… but because the WSJ reports that the social media company’s board is ” more receptive to a deal” and is re-examining Musk’s $43 billion takeover offer after the billionaire lined up financing for the bid.
While Twitter had been expected to rebuff the offer, which Musk made earlier this month without saying how he would pay for it, and prompting Musk to threaten to launch a tender offer. But after Musk disclosed last week that he now has $46.5 billion in financing thanks to Morgan Stanley, “Twitter is taking a fresh look at the offer and is more likely than before to seek to negotiate” although the situation is fast-moving and it is still far from guaranteed Twitter will do so.
To be sure, a deal is certainly not assured yet as Twitter is still working on an all-important estimate of its own value, which would need to come in close to Musk’s offer (of course, it will be aggressive for the twitter board to claim there is much more value in a company which has rarely traded at or above the Musk offer price since it went public), and it could also insist on sweeteners such as Musk agreeing to cover breakup protections should the deal fall apart, some of the people said.
Twitter is expected to provide its views on the bid when it reports first-quarter earnings Thursday, if not sooner.
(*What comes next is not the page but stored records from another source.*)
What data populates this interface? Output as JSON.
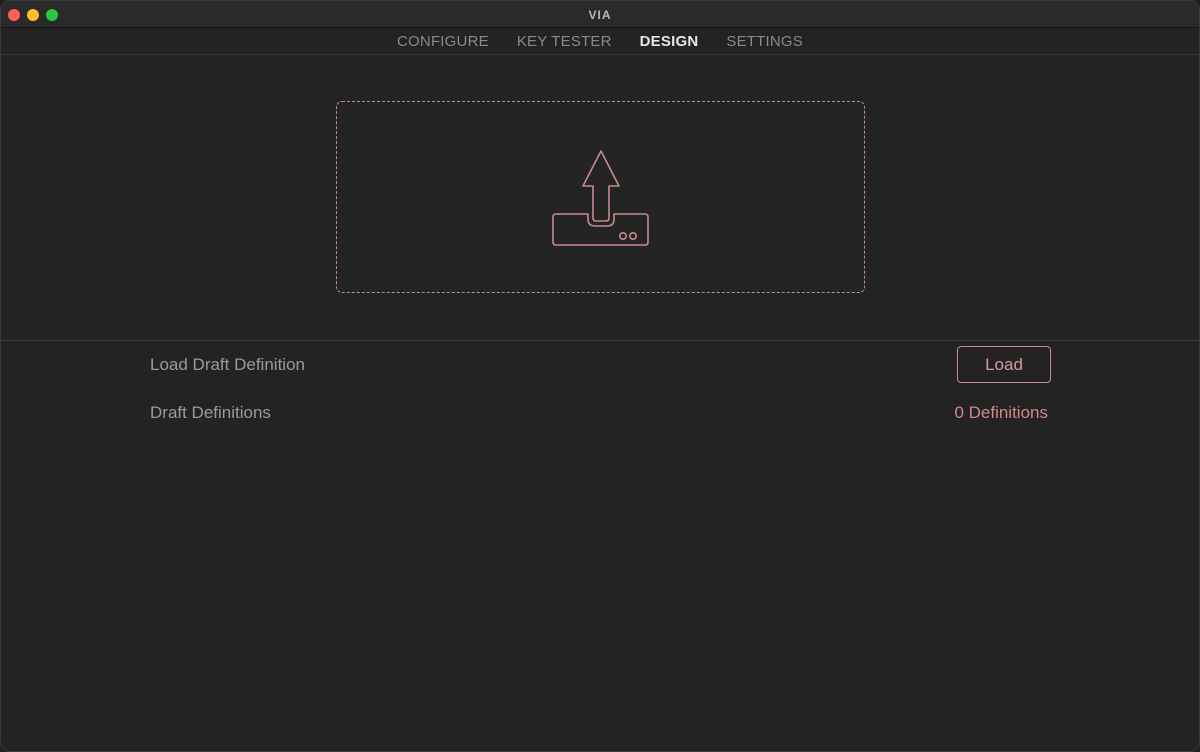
{
  "window": {
    "title": "VIA"
  },
  "nav": {
    "tabs": [
      {
        "label": "CONFIGURE",
        "active": false
      },
      {
        "label": "KEY TESTER",
        "active": false
      },
      {
        "label": "DESIGN",
        "active": true
      },
      {
        "label": "SETTINGS",
        "active": false
      }
    ]
  },
  "dropzone": {
    "icon": "upload-tray-icon"
  },
  "settings": {
    "load_draft_label": "Load Draft Definition",
    "load_button_label": "Load",
    "draft_definitions_label": "Draft Definitions",
    "draft_definitions_value": "0 Definitions"
  },
  "colors": {
    "accent": "#c98a8e",
    "accent_text": "#d2868e",
    "background": "#232323",
    "text_muted": "#9a9a9a",
    "tab_active": "#e6e6e6"
  }
}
As we suggested last week, the company’ response won’t necessarily be black-and-white, and could leave the door open for inviting other bidders, i.e., a “go shop period” or negotiating with Musk on terms other than price.
While Musk has reiterated to Twitter’s chairman Bret Taylor in that he won’t budge from his offer of $54.20-a-share, the deal will hardly fall apart over several dollars; as such expect a deal to happen somewhere in the high $50s, low $60s.
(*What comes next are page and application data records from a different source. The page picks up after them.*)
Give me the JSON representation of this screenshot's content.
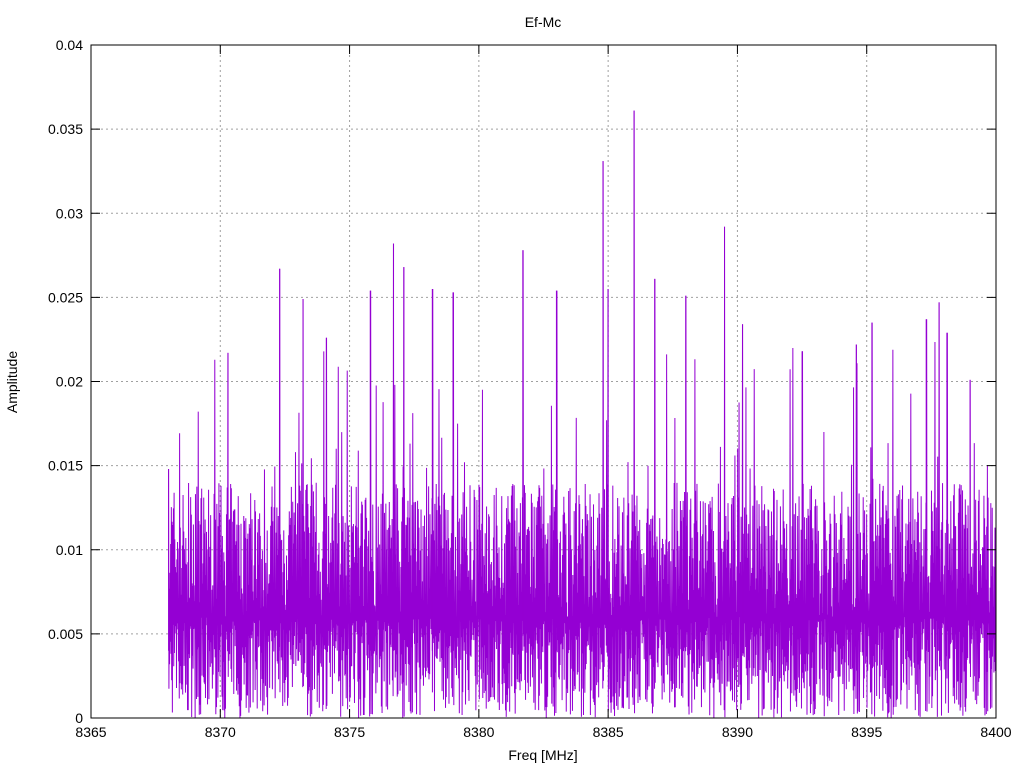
{
  "chart_data": {
    "type": "line",
    "title": "Ef-Mc",
    "xlabel": "Freq [MHz]",
    "ylabel": "Amplitude",
    "xlim": [
      8365,
      8400
    ],
    "ylim": [
      0,
      0.04
    ],
    "grid": true,
    "legend": "none",
    "series_color": "#9400D3",
    "x_ticks": [
      "8365",
      "8370",
      "8375",
      "8380",
      "8385",
      "8390",
      "8395",
      "8400"
    ],
    "y_ticks": [
      "0",
      "0.005",
      "0.01",
      "0.015",
      "0.02",
      "0.025",
      "0.03",
      "0.035",
      "0.04"
    ],
    "data_x_range": [
      8368,
      8400
    ],
    "noise_model": {
      "points": 2400,
      "low_max": 0.006,
      "high_min": 0.006,
      "high_spread": 0.008,
      "spike_prob": 0.08,
      "spike_extra": 0.01,
      "seed": 7
    },
    "peaks": [
      [
        8368.0,
        0.0148
      ],
      [
        8370.3,
        0.0217
      ],
      [
        8372.3,
        0.0267
      ],
      [
        8373.2,
        0.0249
      ],
      [
        8374.1,
        0.0226
      ],
      [
        8375.8,
        0.0254
      ],
      [
        8376.7,
        0.0282
      ],
      [
        8377.1,
        0.0268
      ],
      [
        8378.2,
        0.0255
      ],
      [
        8379.0,
        0.0253
      ],
      [
        8381.7,
        0.0278
      ],
      [
        8383.0,
        0.0254
      ],
      [
        8384.8,
        0.0331
      ],
      [
        8385.0,
        0.0255
      ],
      [
        8386.0,
        0.0361
      ],
      [
        8386.8,
        0.0261
      ],
      [
        8388.0,
        0.0251
      ],
      [
        8389.5,
        0.0292
      ],
      [
        8390.2,
        0.0234
      ],
      [
        8392.5,
        0.0218
      ],
      [
        8394.6,
        0.0222
      ],
      [
        8395.2,
        0.0235
      ],
      [
        8397.3,
        0.0237
      ],
      [
        8397.8,
        0.0247
      ],
      [
        8398.1,
        0.0229
      ],
      [
        8399.0,
        0.0201
      ]
    ]
  }
}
The two sides are meeting Sunday to discuss Musk’s proposal.
According to WSJ sources, the potential turnabout on Twitter’s part comes after Musk met privately Friday with several shareholders of the company to extol the virtues of his proposal while repeating that the board has a “yes-or-no” decision to make. He also pledged to solve the free-speech issues he sees as plaguing the platform and the country more broadly, whether his bid succeeds or not, WSJ sources said.
The Tesla Inc. chief executive made his pitch to select shareholders in a series of video calls, with a focus on actively managed funds, the people said, in hopes that they could sway the company’s decision.
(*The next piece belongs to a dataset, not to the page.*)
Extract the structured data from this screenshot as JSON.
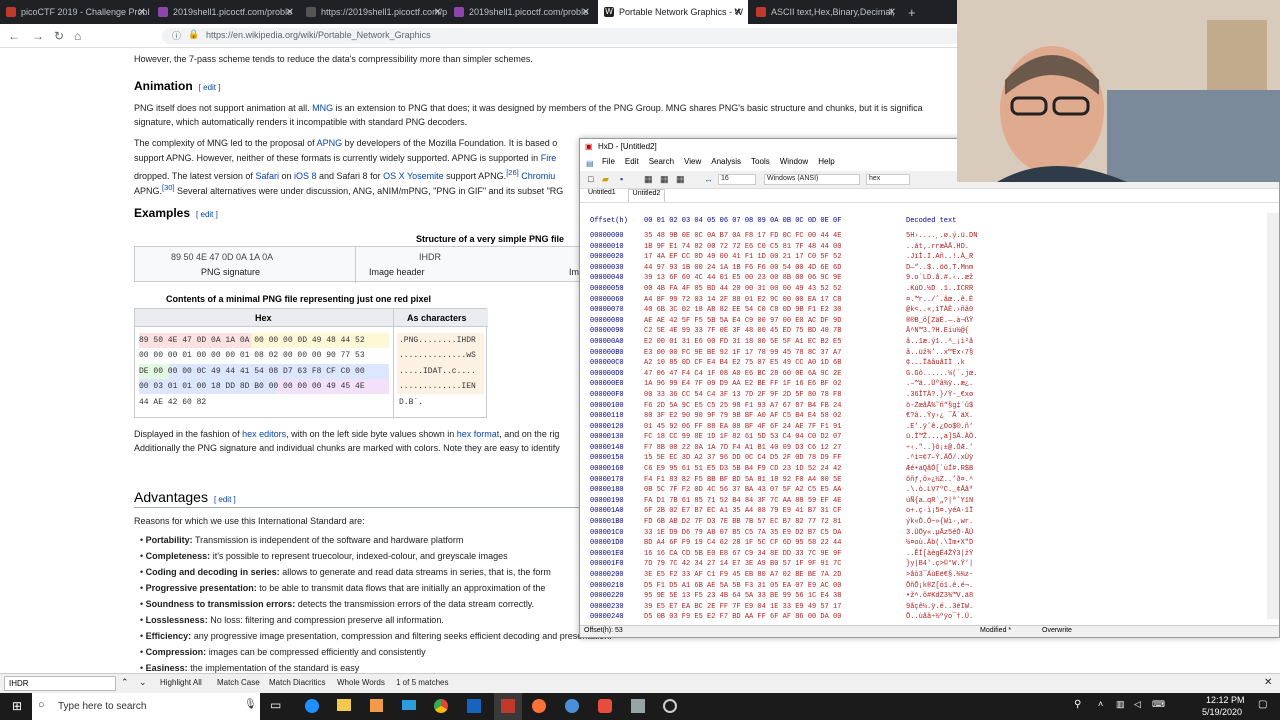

Mr. Musk said he sees no way Twitter management can get the stock to his offer price on its own, given the issues in the business and a persistent inability to correct them. It couldn’t be learned if he detailed specific steps he would take, though he has tweeted about wanting to reduce the platform’s reliance on advertising, as well as to make simpler changes such as allowing longer tweets.
To the shock of woke liberals everywhere who would enter a period of mourning should Musk become the news boss, the billionaire already has some shareholders rallying behind him following the meetings. Lauri Brunner, who manages Thrivent Asset Management LLC’s large-cap growth fund, sees Musk as a skilled operator. “He has an established track record at Tesla,” she said. “He is the catalyst to deliver strong operating performance at Twitter.” Minneapolis-based Thrivent has a roughly 0.4% stake in Twitter worth $160 million and is also a Tesla shareholder.
Picking up on a point we made last week, Jeff Gramm, a portfolio manager with Bandera Partners LLC, a New York hedge fund with about $385 million under management, said that Twitter’s board should engage with Mr. Musk since its stock has “gone nowhere” since the company went public eight years ago.
The firm last bought Twitter shares in February and owns about 950,000 overall, which accounts for about 11% of its portfolio.
Gramm said Twitter’s board can’t walk away from Mr. Musk’s offer without providing an alternative that gives real value to shareholders. “I’m not sure what can be at this stage besides finding a higher bid,” he said, which of course is true, but the probability that someone will offer more than Musk is very much, to loosely paraphrase Musk, “unsecured.”